Material provided: Begin

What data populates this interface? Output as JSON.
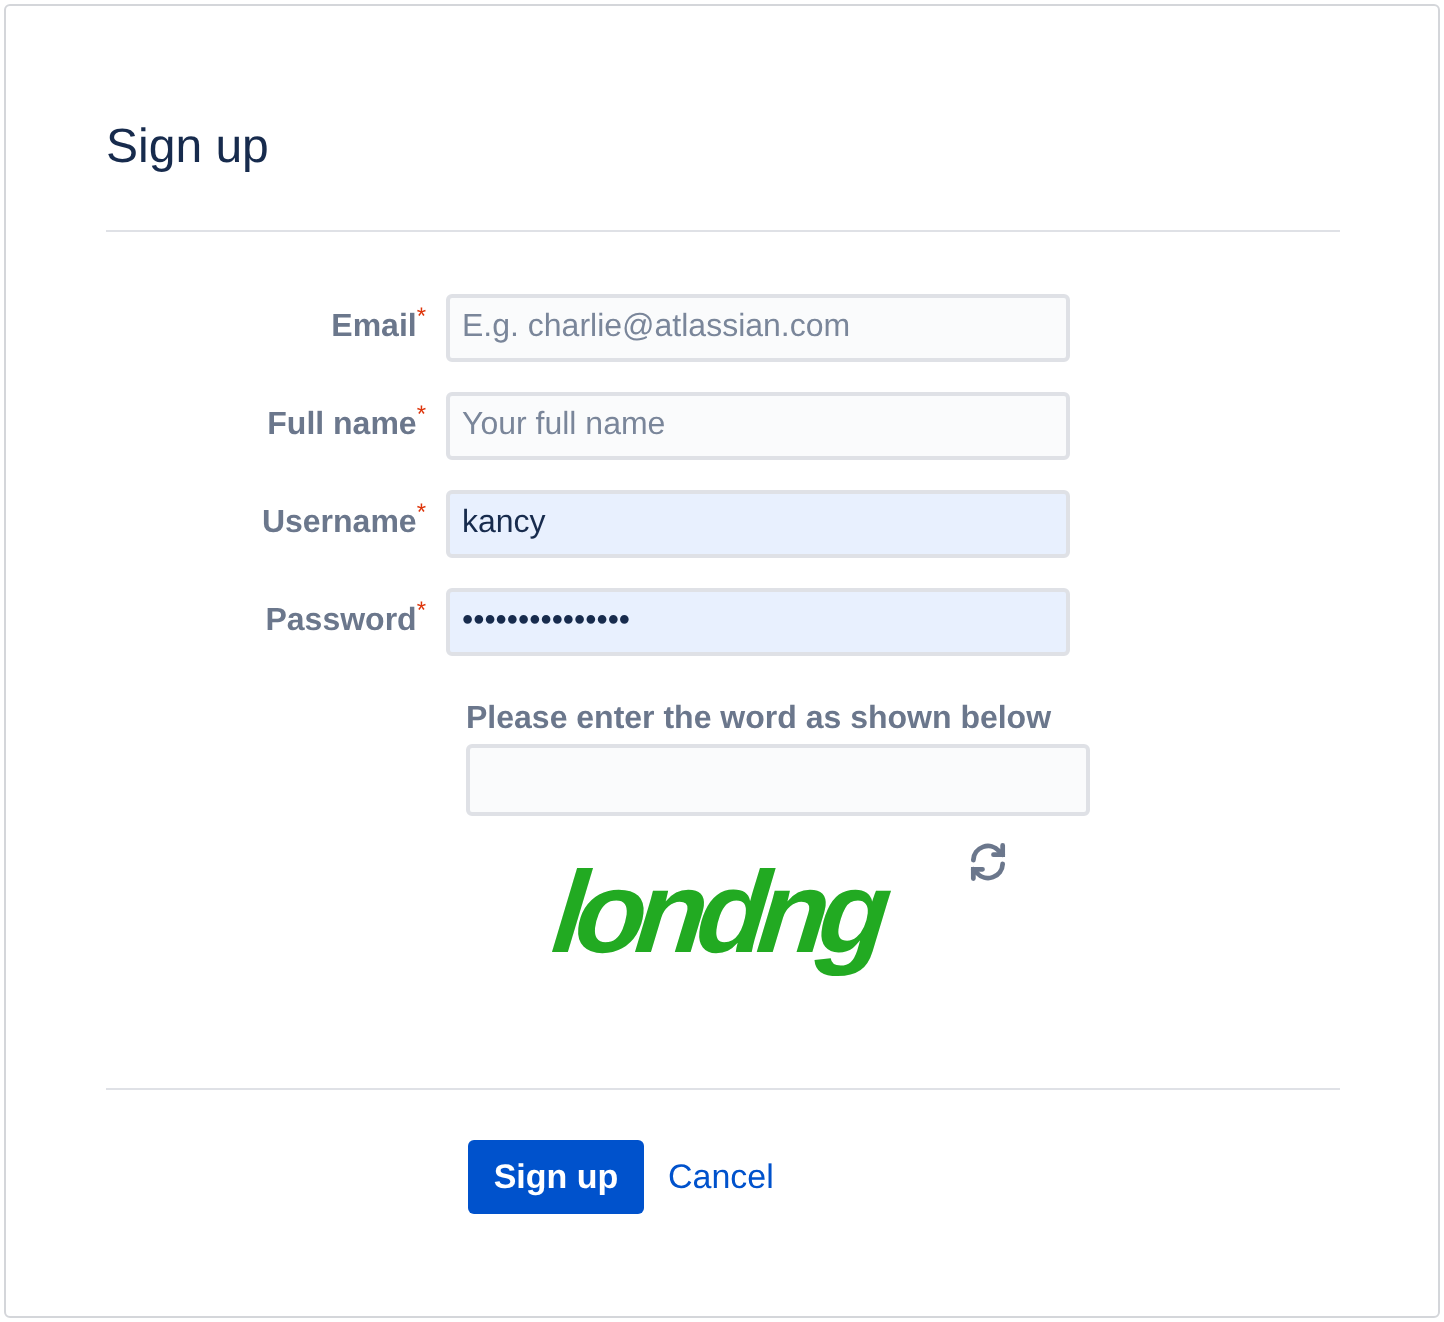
{
  "title": "Sign up",
  "fields": [
    {
      "label": "Email",
      "required_mark": "*",
      "placeholder": "E.g. charlie@atlassian.com",
      "autofilled": false
    },
    {
      "label": "Full name",
      "required_mark": "*",
      "placeholder": "Your full name",
      "autofilled": false
    },
    {
      "label": "Username",
      "required_mark": "*",
      "value": "kancy",
      "autofilled": true
    },
    {
      "label": "Password",
      "required_mark": "*",
      "value": "•••••••••••••••",
      "autofilled": true
    }
  ],
  "captcha": {
    "label": "Please enter the word as shown below",
    "word": "londng"
  },
  "buttons": {
    "submit": "Sign up",
    "cancel": "Cancel"
  }
}
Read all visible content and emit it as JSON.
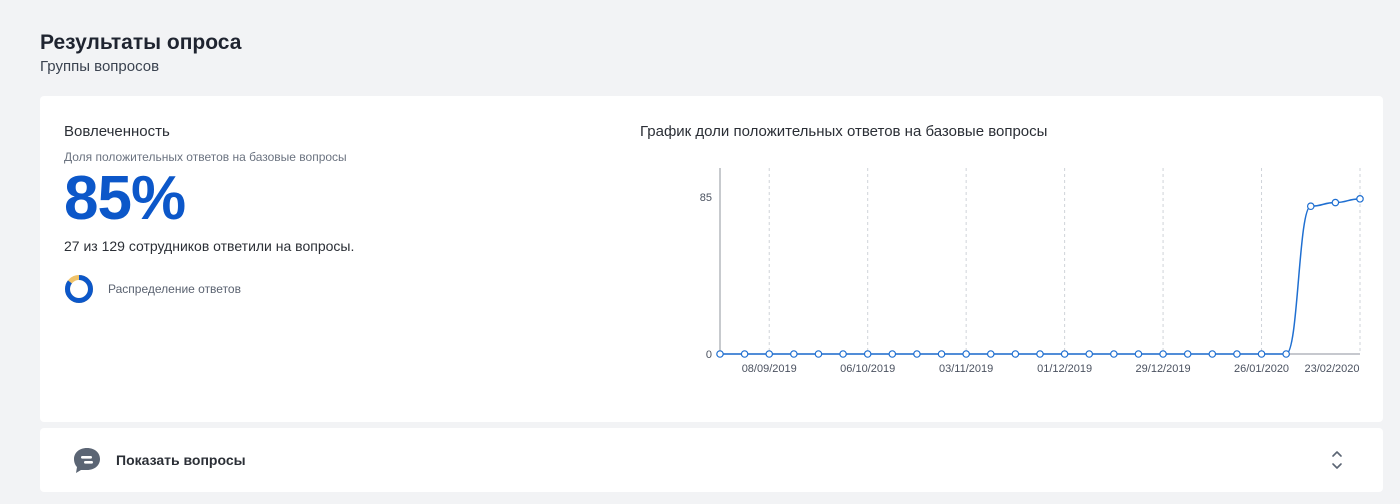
{
  "header": {
    "title": "Результаты опроса",
    "subtitle": "Группы вопросов"
  },
  "engagement": {
    "title": "Вовлеченность",
    "subtitle": "Доля положительных ответов на базовые вопросы",
    "value": "85%",
    "description": "27 из 129 сотрудников ответили на вопросы.",
    "distribution_label": "Распределение ответов",
    "distribution_icon": "donut-chart-icon",
    "donut": {
      "main_fraction": 0.85,
      "main_color": "#0c57c9",
      "rest_color": "#f0c36a"
    }
  },
  "chart_title": "График доли положительных ответов на базовые вопросы",
  "chart_data": {
    "type": "line",
    "ylim": [
      0,
      85
    ],
    "y_ticks": [
      0,
      85
    ],
    "x_tick_labels": [
      "08/09/2019",
      "06/10/2019",
      "03/11/2019",
      "01/12/2019",
      "29/12/2019",
      "26/01/2020",
      "23/02/2020"
    ],
    "series": [
      {
        "values": [
          0,
          0,
          0,
          0,
          0,
          0,
          0,
          0,
          0,
          0,
          0,
          0,
          0,
          0,
          0,
          0,
          0,
          0,
          0,
          0,
          0,
          0,
          0,
          0,
          80,
          82,
          84
        ]
      }
    ],
    "line_color": "#1f6fd1",
    "grid": "vertical-dashed"
  },
  "footer": {
    "questions_label": "Показать вопросы",
    "questions_icon": "chat-bubble-icon",
    "expand_icon": "chevron-up-down-icon"
  }
}
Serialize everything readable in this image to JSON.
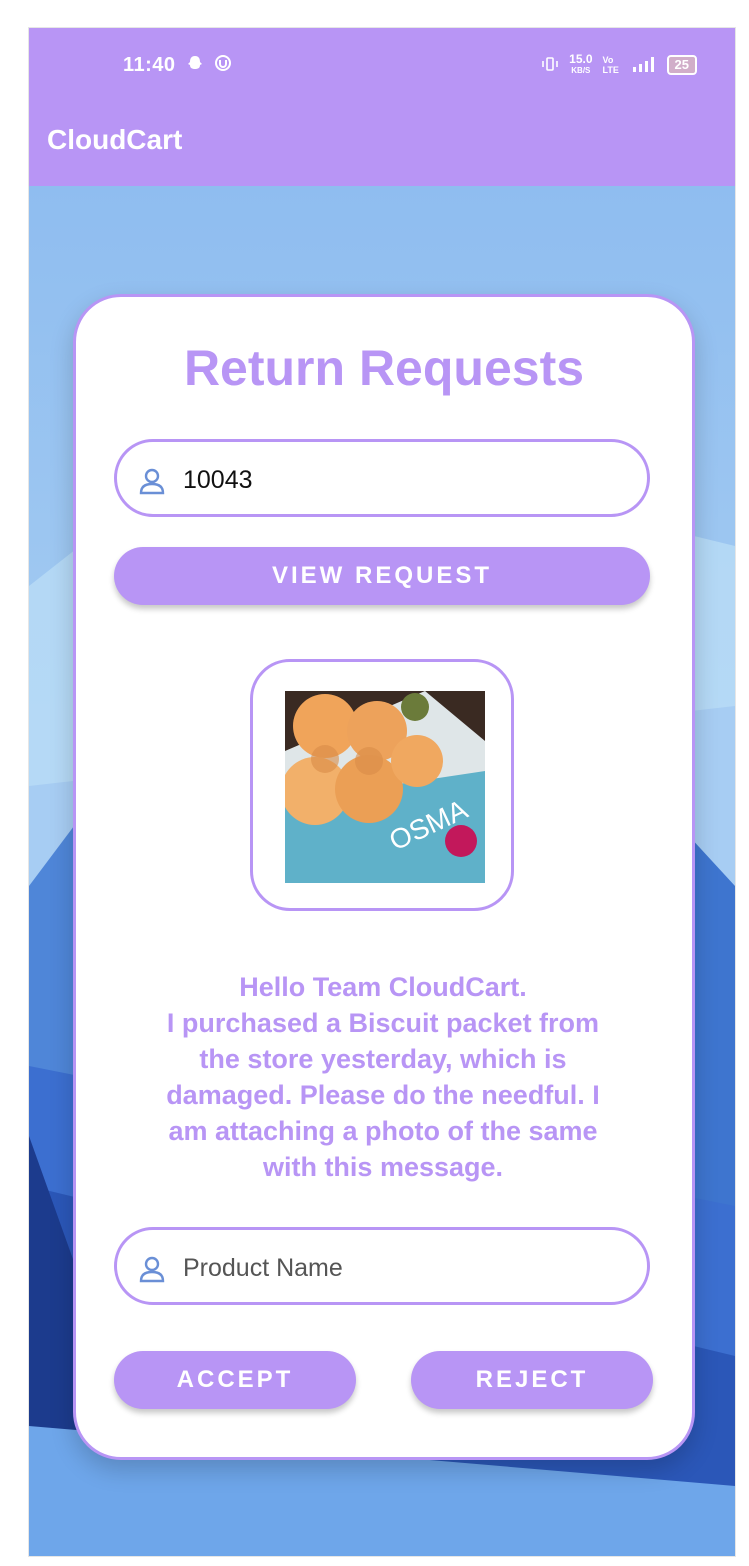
{
  "status_bar": {
    "time": "11:40",
    "net_speed": "15.0",
    "net_unit": "KB/S",
    "volte": "Vo LTE",
    "battery": "25"
  },
  "app_bar": {
    "title": "CloudCart"
  },
  "card": {
    "title": "Return Requests",
    "request_id_value": "10043",
    "view_request_label": "VIEW REQUEST",
    "message_lines": [
      "Hello Team CloudCart.",
      "I purchased a Biscuit packet from",
      "the store yesterday, which is",
      "damaged. Please do the needful. I",
      "am attaching a photo of the same",
      "with this message."
    ],
    "product_name_placeholder": "Product Name",
    "accept_label": "ACCEPT",
    "reject_label": "REJECT"
  },
  "colors": {
    "accent": "#b895f5",
    "background": "#8fbdf0",
    "card": "#ffffff"
  },
  "icons": {
    "status_left": [
      "snapchat-icon",
      "notification-icon"
    ],
    "status_right": [
      "vibrate-icon",
      "signal-icon",
      "battery-icon"
    ],
    "input_icon": "person-icon"
  }
}
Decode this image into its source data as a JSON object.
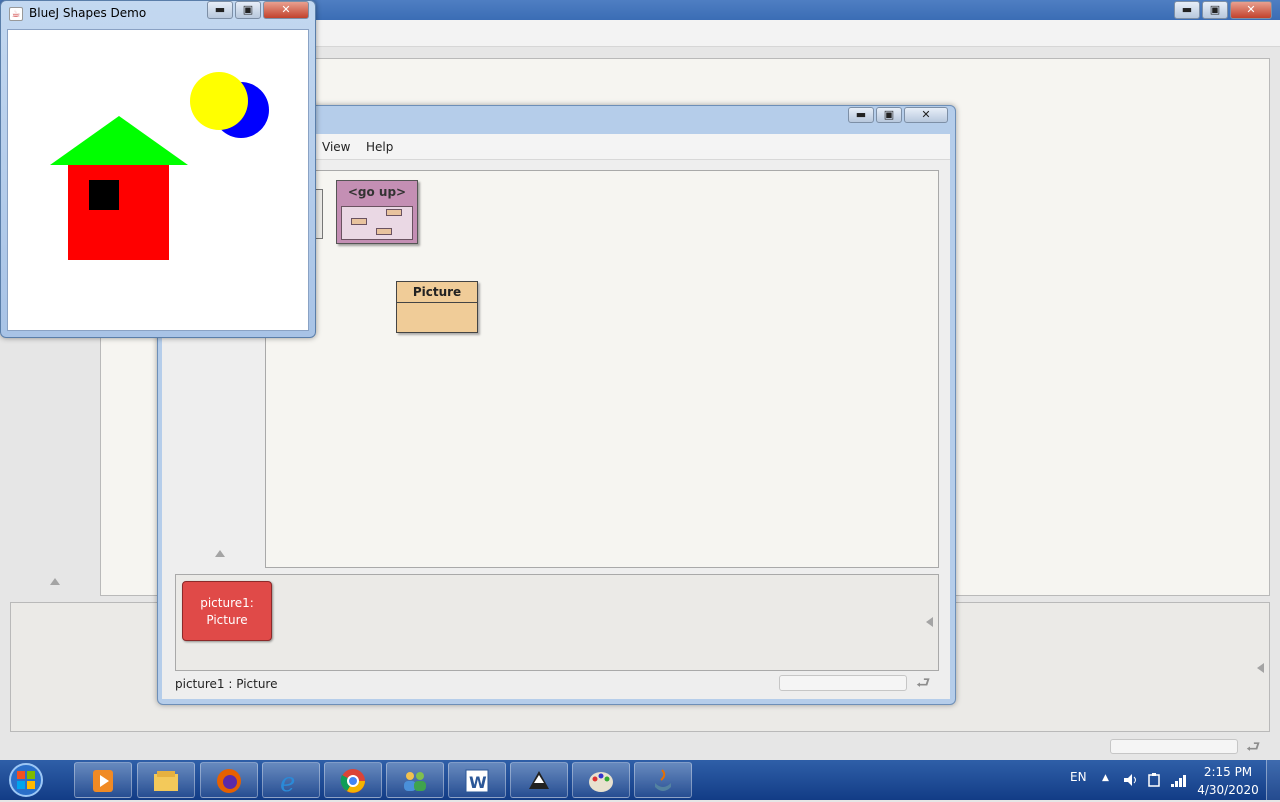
{
  "background_window": {
    "title_bar_controls": {
      "minimize": "▬",
      "maximize": "▣",
      "close": "✕"
    }
  },
  "project_window": {
    "controls": {
      "minimize": "▬",
      "maximize": "▣",
      "close": "✕"
    },
    "menu": {
      "view": "View",
      "help": "Help"
    },
    "go_up_label": "<go up>",
    "class_name": "Picture",
    "object": {
      "line1": "picture1:",
      "line2": "Picture"
    },
    "status_text": "picture1 : Picture"
  },
  "shapes_window": {
    "title": "BlueJ Shapes Demo",
    "controls": {
      "minimize": "▬",
      "maximize": "▣",
      "close": "✕"
    },
    "shapes": {
      "wall_color": "#ff0000",
      "roof_color": "#00ff00",
      "window_color": "#000000",
      "sun_color": "#ffff00",
      "moon_color": "#0000ff"
    }
  },
  "taskbar": {
    "apps": [
      "media-player-icon",
      "file-explorer-icon",
      "firefox-icon",
      "internet-explorer-icon",
      "chrome-icon",
      "people-icon",
      "word-icon",
      "inkscape-icon",
      "paint-icon",
      "java-icon"
    ],
    "language": "EN",
    "time": "2:15 PM",
    "date": "4/30/2020"
  }
}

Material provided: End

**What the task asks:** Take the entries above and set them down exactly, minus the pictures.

**Exercise answer:**
What data populates this interface? Output as JSON.
{
  "title": "Sign up",
  "fields": [
    {
      "label": "Email",
      "required_mark": "*",
      "placeholder": "E.g. charlie@atlassian.com",
      "autofilled": false
    },
    {
      "label": "Full name",
      "required_mark": "*",
      "placeholder": "Your full name",
      "autofilled": false
    },
    {
      "label": "Username",
      "required_mark": "*",
      "value": "kancy",
      "autofilled": true
    },
    {
      "label": "Password",
      "required_mark": "*",
      "value": "•••••••••••••••",
      "autofilled": true
    }
  ],
  "captcha": {
    "label": "Please enter the word as shown below",
    "word": "londng"
  },
  "buttons": {
    "submit": "Sign up",
    "cancel": "Cancel"
  }
}
Read all visible content and emit it as JSON.
{
  "header": {
    "title": "Результаты опроса",
    "subtitle": "Группы вопросов"
  },
  "engagement": {
    "title": "Вовлеченность",
    "subtitle": "Доля положительных ответов на базовые вопросы",
    "value": "85%",
    "description": "27 из 129 сотрудников ответили на вопросы.",
    "distribution_label": "Распределение ответов",
    "distribution_icon": "donut-chart-icon",
    "donut": {
      "main_fraction": 0.85,
      "main_color": "#0c57c9",
      "rest_color": "#f0c36a"
    }
  },
  "chart_title": "График доли положительных ответов на базовые вопросы",
  "chart_data": {
    "type": "line",
    "ylim": [
      0,
      85
    ],
    "y_ticks": [
      0,
      85
    ],
    "x_tick_labels": [
      "08/09/2019",
      "06/10/2019",
      "03/11/2019",
      "01/12/2019",
      "29/12/2019",
      "26/01/2020",
      "23/02/2020"
    ],
    "series": [
      {
        "values": [
          0,
          0,
          0,
          0,
          0,
          0,
          0,
          0,
          0,
          0,
          0,
          0,
          0,
          0,
          0,
          0,
          0,
          0,
          0,
          0,
          0,
          0,
          0,
          0,
          80,
          82,
          84
        ]
      }
    ],
    "line_color": "#1f6fd1",
    "grid": "vertical-dashed"
  },
  "footer": {
    "questions_label": "Показать вопросы",
    "questions_icon": "chat-bubble-icon",
    "expand_icon": "chevron-up-down-icon"
  }
}
Serialize everything readable in this image to JSON.
{
  "status_bar": {
    "time": "11:40",
    "net_speed": "15.0",
    "net_unit": "KB/S",
    "volte": "Vo LTE",
    "battery": "25"
  },
  "app_bar": {
    "title": "CloudCart"
  },
  "card": {
    "title": "Return Requests",
    "request_id_value": "10043",
    "view_request_label": "VIEW REQUEST",
    "message_lines": [
      "Hello Team CloudCart.",
      "I purchased a Biscuit packet from",
      "the store yesterday, which is",
      "damaged. Please do the needful. I",
      "am attaching a photo of the same",
      "with this message."
    ],
    "product_name_placeholder": "Product Name",
    "accept_label": "ACCEPT",
    "reject_label": "REJECT"
  },
  "colors": {
    "accent": "#b895f5",
    "background": "#8fbdf0",
    "card": "#ffffff"
  },
  "icons": {
    "status_left": [
      "snapchat-icon",
      "notification-icon"
    ],
    "status_right": [
      "vibrate-icon",
      "signal-icon",
      "battery-icon"
    ],
    "input_icon": "person-icon"
  }
}
Decode this image into its source data as a JSON object.
{
  "background_window": {
    "title_bar_controls": {
      "minimize": "▬",
      "maximize": "▣",
      "close": "✕"
    }
  },
  "project_window": {
    "controls": {
      "minimize": "▬",
      "maximize": "▣",
      "close": "✕"
    },
    "menu": {
      "view": "View",
      "help": "Help"
    },
    "go_up_label": "<go up>",
    "class_name": "Picture",
    "object": {
      "line1": "picture1:",
      "line2": "Picture"
    },
    "status_text": "picture1 : Picture"
  },
  "shapes_window": {
    "title": "BlueJ Shapes Demo",
    "controls": {
      "minimize": "▬",
      "maximize": "▣",
      "close": "✕"
    },
    "shapes": {
      "wall_color": "#ff0000",
      "roof_color": "#00ff00",
      "window_color": "#000000",
      "sun_color": "#ffff00",
      "moon_color": "#0000ff"
    }
  },
  "taskbar": {
    "apps": [
      "media-player-icon",
      "file-explorer-icon",
      "firefox-icon",
      "internet-explorer-icon",
      "chrome-icon",
      "people-icon",
      "word-icon",
      "inkscape-icon",
      "paint-icon",
      "java-icon"
    ],
    "language": "EN",
    "time": "2:15 PM",
    "date": "4/30/2020"
  }
}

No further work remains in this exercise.